Context:

While the incidence and reinjury rates of lateral ankle sprain (LAS) continue to persist at high rates across many sporting activities, further exploration of assessment and treatment beyond the traditional ligamentous and strength/proprioceptive model is warranted. Further, assessing and treating both arthrokinematic and osteokinematic changes associated with LAS can provide insight into a more diverse approach to treating ankle pathology.

Objective:

To examine the clinical use of the Mulligan Concept mobilization with movement (MWM) while treating patients diagnosed with an acute grade I or II LAS through authentic patient care.

Design:

An a priori case series.

Setting:

Intercollegiate athletic training clinic.

Patients:

Intercollegiate patients diagnosed with an acute grade I or II LAS.

Intervention:

The Mulligan Concept distal fibular anterior to posterior MWM.

Main Outcome Measures:

Pain-Intensity Numeric Rating Scale (NRS) with Non-Weight Bearing (NRS-NWB) and Weight Bearing (NRS-WB), Disablement of the Physically Active Scale (DPAscale), Foot and Ankle Ability Measure (FAAM) with Activity of Daily living (FAMM-ADL) and Sport (FAAM-Sport), Client Specific Impairment Measure (CSIM), Y-Balance Composite (YBC), and Weight Bearing Measure for Dorsiflexion (WBDF).

Results:

Patients who are diagnosed with an acute grade I or II LAS and are treated with the Mulligan Concept report immediate and long-lasting minimal clinically important differences in patient outcome measures.

Conclusion:
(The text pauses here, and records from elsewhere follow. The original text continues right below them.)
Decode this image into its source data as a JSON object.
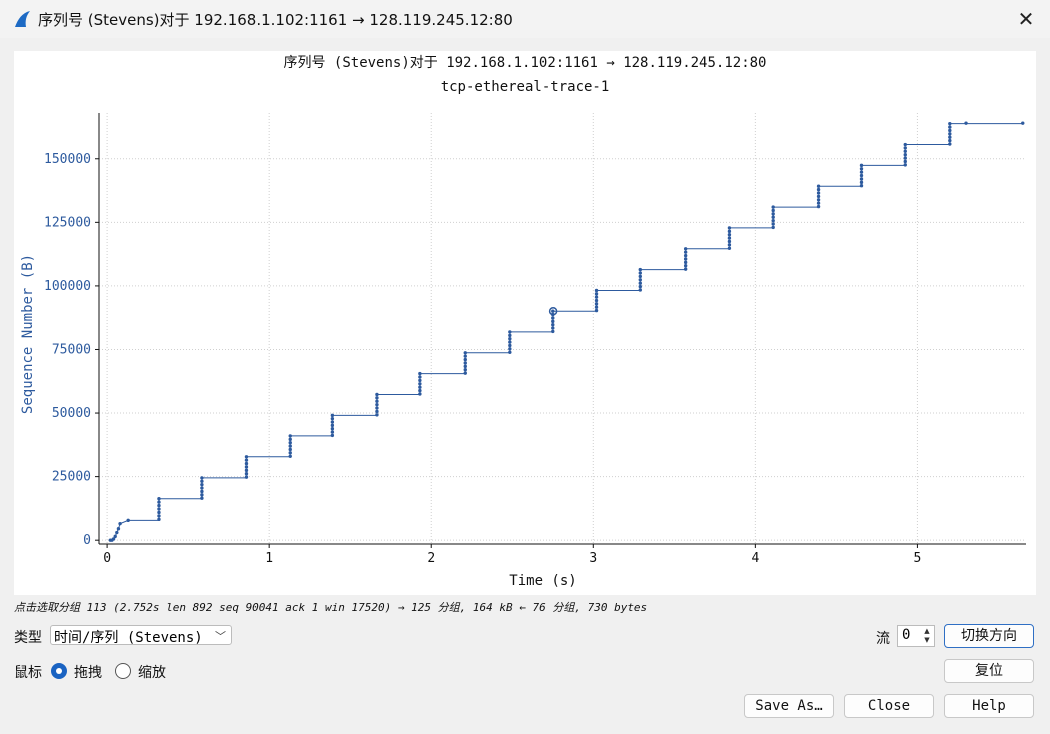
{
  "window": {
    "title": "序列号 (Stevens)对于 192.168.1.102:1161 → 128.119.245.12:80",
    "close_glyph": "✕"
  },
  "chart_data": {
    "type": "scatter",
    "title": "序列号 (Stevens)对于 192.168.1.102:1161 → 128.119.245.12:80",
    "subtitle": "tcp-ethereal-trace-1",
    "xlabel": "Time (s)",
    "ylabel": "Sequence Number (B)",
    "xlim": [
      -0.05,
      5.67
    ],
    "ylim": [
      -1500,
      168000
    ],
    "xticks": [
      0,
      1,
      2,
      3,
      4,
      5
    ],
    "yticks": [
      0,
      25000,
      50000,
      75000,
      100000,
      125000,
      150000
    ],
    "grid": true,
    "color": "#2d5a9e",
    "startup": [
      [
        0.02,
        0
      ],
      [
        0.03,
        0
      ],
      [
        0.04,
        500
      ],
      [
        0.05,
        1500
      ],
      [
        0.06,
        3000
      ],
      [
        0.07,
        4500
      ],
      [
        0.08,
        6500
      ],
      [
        0.13,
        7800
      ]
    ],
    "bursts": [
      {
        "t": 0.32,
        "from": 8200,
        "to": 16300
      },
      {
        "t": 0.585,
        "from": 16500,
        "to": 24500
      },
      {
        "t": 0.86,
        "from": 24800,
        "to": 32800
      },
      {
        "t": 1.13,
        "from": 33000,
        "to": 41000
      },
      {
        "t": 1.39,
        "from": 41200,
        "to": 49100
      },
      {
        "t": 1.665,
        "from": 49300,
        "to": 57300
      },
      {
        "t": 1.93,
        "from": 57500,
        "to": 65500
      },
      {
        "t": 2.21,
        "from": 65700,
        "to": 73700
      },
      {
        "t": 2.485,
        "from": 73900,
        "to": 81900
      },
      {
        "t": 2.75,
        "from": 82100,
        "to": 90041
      },
      {
        "t": 3.02,
        "from": 90300,
        "to": 98200
      },
      {
        "t": 3.29,
        "from": 98400,
        "to": 106400
      },
      {
        "t": 3.57,
        "from": 106600,
        "to": 114600
      },
      {
        "t": 3.84,
        "from": 114800,
        "to": 122800
      },
      {
        "t": 4.11,
        "from": 123000,
        "to": 131000
      },
      {
        "t": 4.39,
        "from": 131200,
        "to": 139200
      },
      {
        "t": 4.655,
        "from": 139400,
        "to": 147400
      },
      {
        "t": 4.925,
        "from": 147600,
        "to": 155600
      },
      {
        "t": 5.2,
        "from": 155800,
        "to": 163800
      }
    ],
    "tail": [
      [
        5.3,
        164000
      ],
      [
        5.65,
        164000
      ]
    ],
    "selected": {
      "t": 2.752,
      "seq": 90041
    }
  },
  "status": {
    "text": "点击选取分组 113 (2.752s len 892 seq 90041 ack 1 win 17520) → 125 分组, 164 kB ← 76 分组, 730 bytes"
  },
  "controls": {
    "type_label": "类型",
    "type_value": "时间/序列 (Stevens)",
    "mouse_label": "鼠标",
    "drag_label": "拖拽",
    "zoom_label": "缩放",
    "drag_selected": true,
    "stream_label": "流",
    "stream_value": "0",
    "switch_direction": "切换方向",
    "reset": "复位",
    "save_as": "Save As…",
    "close": "Close",
    "help": "Help"
  }
}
Clinicians who examine and use the Mulligan Concept MWM to treat acute LAS can expect immediate positive results that are progressively retained over time specific to patient-centered outcome measures as well as functional clinicianbased measures. Based on the immediate and positive results, clinicians should examine associated osteokinematic and arthrokinematic changes beyond that of the traditional ligamentous model.